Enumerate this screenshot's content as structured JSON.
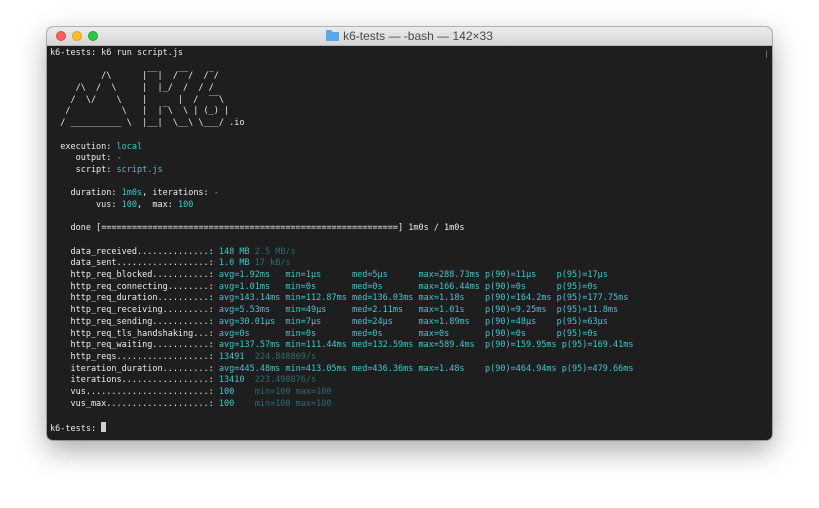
{
  "window": {
    "title": "k6-tests — -bash — 142×33",
    "folder_icon": "folder-icon"
  },
  "terminal": {
    "prompt_line": "k6-tests: k6 run script.js",
    "logo": [
      "",
      "          /\\      |‾‾|  /‾‾/  /‾/",
      "     /\\  /  \\     |  |_/  /  / /",
      "    /  \\/    \\    |      |  /  ‾‾\\",
      "   /          \\   |  |‾\\  \\ | (_) |",
      "  / __________ \\  |__|  \\__\\ \\___/ .io"
    ],
    "execution": {
      "label": "  execution: ",
      "value": "local"
    },
    "output": {
      "label": "     output: ",
      "value": "-"
    },
    "script": {
      "label": "     script: ",
      "value": "script.js"
    },
    "duration": {
      "l1": "    duration: ",
      "v1": "1m0s",
      "l2": ", iterations: ",
      "v2": "-"
    },
    "vus": {
      "l1": "         vus: ",
      "v1": "100",
      "l2": ",  max: ",
      "v2": "100"
    },
    "done": {
      "label": "    done [",
      "bar": "==========================================================",
      "suffix": "] 1m0s / 1m0s"
    },
    "metrics": [
      {
        "name": "    data_received",
        "dots": "..............: ",
        "value": "148 MB",
        "extra": " 2.5 MB/s"
      },
      {
        "name": "    data_sent",
        "dots": "..................: ",
        "value": "1.0 MB",
        "extra": " 17 kB/s"
      },
      {
        "name": "    http_req_blocked",
        "dots": "...........: ",
        "avg": "avg=1.92ms  ",
        "min": " min=1µs     ",
        "med": " med=5µs     ",
        "max": " max=288.73ms",
        "p90": " p(90)=11µs   ",
        "p95": " p(95)=17µs"
      },
      {
        "name": "    http_req_connecting",
        "dots": "........: ",
        "avg": "avg=1.01ms  ",
        "min": " min=0s      ",
        "med": " med=0s      ",
        "max": " max=166.44ms",
        "p90": " p(90)=0s     ",
        "p95": " p(95)=0s"
      },
      {
        "name": "    http_req_duration",
        "dots": "..........: ",
        "avg": "avg=143.14ms",
        "min": " min=112.87ms",
        "med": " med=136.03ms",
        "max": " max=1.18s   ",
        "p90": " p(90)=164.2ms",
        "p95": " p(95)=177.75ms"
      },
      {
        "name": "    http_req_receiving",
        "dots": ".........: ",
        "avg": "avg=5.53ms  ",
        "min": " min=49µs    ",
        "med": " med=2.11ms  ",
        "max": " max=1.01s   ",
        "p90": " p(90)=9.25ms ",
        "p95": " p(95)=11.8ms"
      },
      {
        "name": "    http_req_sending",
        "dots": "...........: ",
        "avg": "avg=30.01µs ",
        "min": " min=7µs     ",
        "med": " med=24µs    ",
        "max": " max=1.89ms  ",
        "p90": " p(90)=48µs   ",
        "p95": " p(95)=63µs"
      },
      {
        "name": "    http_req_tls_handshaking",
        "dots": "...: ",
        "avg": "avg=0s      ",
        "min": " min=0s      ",
        "med": " med=0s      ",
        "max": " max=0s      ",
        "p90": " p(90)=0s     ",
        "p95": " p(95)=0s"
      },
      {
        "name": "    http_req_waiting",
        "dots": "...........: ",
        "avg": "avg=137.57ms",
        "min": " min=111.44ms",
        "med": " med=132.59ms",
        "max": " max=589.4ms ",
        "p90": " p(90)=159.95ms",
        "p95": " p(95)=169.41ms"
      },
      {
        "name": "    http_reqs",
        "dots": "..................: ",
        "value": "13491",
        "extra": "  224.848869/s"
      },
      {
        "name": "    iteration_duration",
        "dots": ".........: ",
        "avg": "avg=445.48ms",
        "min": " min=413.05ms",
        "med": " med=436.36ms",
        "max": " max=1.48s   ",
        "p90": " p(90)=464.94ms",
        "p95": " p(95)=479.66ms"
      },
      {
        "name": "    iterations",
        "dots": ".................: ",
        "value": "13410",
        "extra": "  223.498876/s"
      },
      {
        "name": "    vus",
        "dots": "........................: ",
        "value": "100",
        "extra": "    min=100 max=100"
      },
      {
        "name": "    vus_max",
        "dots": "....................: ",
        "value": "100",
        "extra": "    min=100 max=100"
      }
    ],
    "final_prompt": "k6-tests: "
  }
}
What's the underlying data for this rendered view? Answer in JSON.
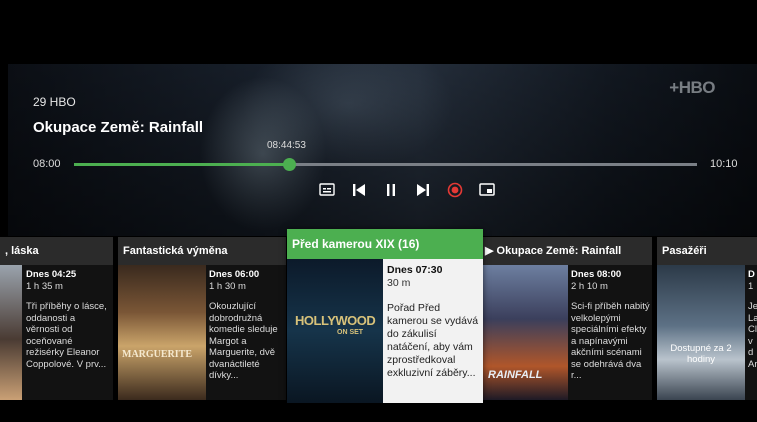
{
  "player": {
    "channel": "29 HBO",
    "title": "Okupace Země: Rainfall",
    "start_time": "08:00",
    "end_time": "10:10",
    "current_time": "08:44:53",
    "progress_fraction": 0.345,
    "logo_text": "HBO",
    "accent_color": "#4caf50"
  },
  "controls": [
    {
      "name": "subtitles-icon"
    },
    {
      "name": "skip-previous-icon"
    },
    {
      "name": "pause-icon"
    },
    {
      "name": "skip-next-icon"
    },
    {
      "name": "record-icon",
      "color": "#e53935"
    },
    {
      "name": "picture-in-picture-icon"
    }
  ],
  "rail": {
    "cards": [
      {
        "title": ", láska",
        "time": "Dnes 04:25",
        "duration": "1 h 35 m",
        "desc": "Tři příběhy o lásce, oddanosti a věrnosti od oceňované režisérky Eleanor Coppolové. V prv..."
      },
      {
        "title": "Fantastická výměna",
        "time": "Dnes 06:00",
        "duration": "1 h 30 m",
        "desc": "Okouzlující dobrodružná komedie sleduje Margot a Marguerite, dvě dvanáctileté dívky..."
      },
      {
        "title": "Před kamerou XIX (16)",
        "time": "Dnes 07:30",
        "duration": "30 m",
        "desc": "Pořad Před kamerou se vydává do zákulisí natáčení, aby vám zprostředkoval exkluzivní záběry..."
      },
      {
        "title": "▶ Okupace Země: Rainfall",
        "time": "Dnes 08:00",
        "duration": "2 h 10 m",
        "desc": "Sci-fi příběh nabitý velkolepými speciálními efekty a napínavými akčními scénami se odehrává dva r..."
      },
      {
        "title": "Pasažéři",
        "time": "D",
        "duration": "1",
        "desc": "Je La Cl v d Ar"
      }
    ],
    "availability": "Dostupné za 2 hodiny",
    "poster_texts": {
      "hollywood": "HOLLYWOOD",
      "hollywood_sub": "ON SET",
      "marguerite": "MARGUERITE",
      "rainfall": "RAINFALL"
    }
  }
}
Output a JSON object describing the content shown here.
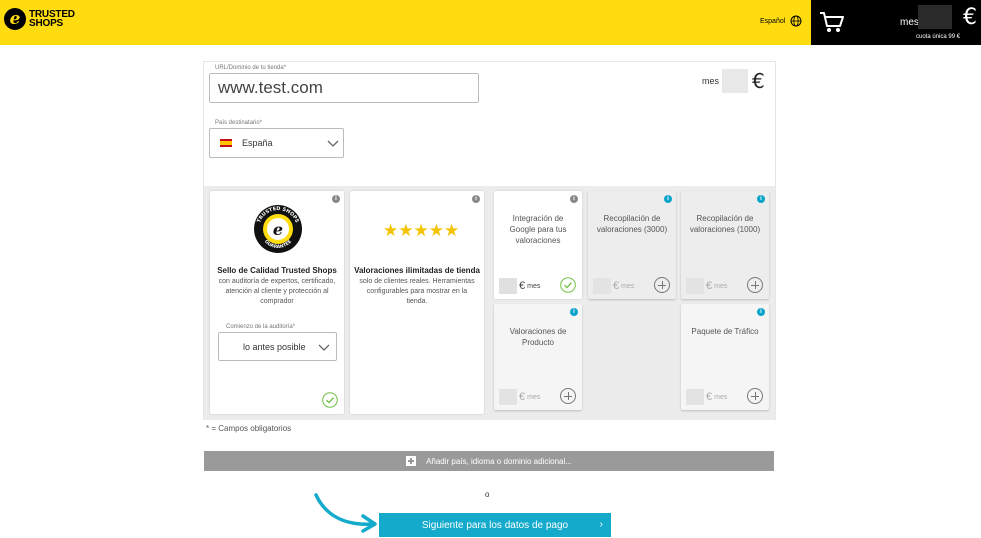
{
  "header": {
    "logo_line1": "TRUSTED",
    "logo_line2": "SHOPS",
    "language": "Español",
    "cart_price_label": "mes",
    "cart_euro": "€",
    "cart_fee": "cuota única 99 €",
    "brand_color": "#ffdc0f",
    "icons": [
      "globe-icon",
      "cart-icon",
      "logo-e-icon"
    ]
  },
  "form": {
    "url_label": "URL/Dominio de tu tienda*",
    "url_value": "www.test.com",
    "country_label": "País destinatario*",
    "country_value": "España",
    "top_price_label": "mes",
    "top_price_euro": "€"
  },
  "cards": {
    "seal": {
      "title": "Sello de Calidad Trusted Shops",
      "desc": "con auditoría de expertos, certificado, atención al cliente y protección al comprador",
      "audit_label": "Comienzo de la auditoría*",
      "audit_value": "lo antes posible",
      "seal_top": "TRUSTED SHOPS",
      "seal_bottom": "GUARANTEE"
    },
    "reviews": {
      "stars": "★★★★★",
      "title": "Valoraciones ilimitadas de tienda",
      "desc": "solo de clientes reales. Herramientas configurables para mostrar en la tienda."
    },
    "google": {
      "title": "Integración de Google para tus valoraciones",
      "euro": "€",
      "mes": "mes"
    },
    "collect3000": {
      "title": "Recopilación de valoraciones (3000)",
      "euro": "€",
      "mes": "mes"
    },
    "collect1000": {
      "title": "Recopilación de valoraciones (1000)",
      "euro": "€",
      "mes": "mes"
    },
    "product": {
      "title": "Valoraciones de Producto",
      "euro": "€",
      "mes": "mes"
    },
    "traffic": {
      "title": "Paquete de Tráfico",
      "euro": "€",
      "mes": "mes"
    },
    "accent_color": "#0aa3c9",
    "check_color": "#6fbf3f"
  },
  "footer": {
    "required_note": "* = Campos obligatorios",
    "add_label": "Añadir país, idioma o dominio adicional...",
    "or_text": "o",
    "next_label": "Siguiente para los datos de pago",
    "next_arrow": "›",
    "button_color": "#13aacb"
  }
}
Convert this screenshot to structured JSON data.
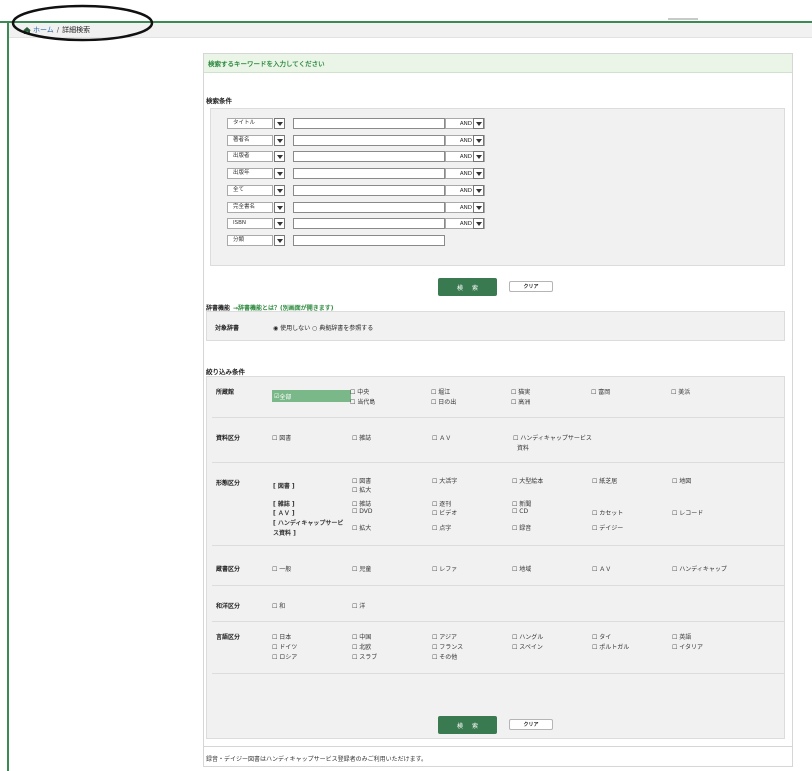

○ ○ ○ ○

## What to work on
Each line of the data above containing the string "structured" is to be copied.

## Result of this task
Enumerate this screenshot's content as structured JSON.
Convert this screenshot to structured JSON data.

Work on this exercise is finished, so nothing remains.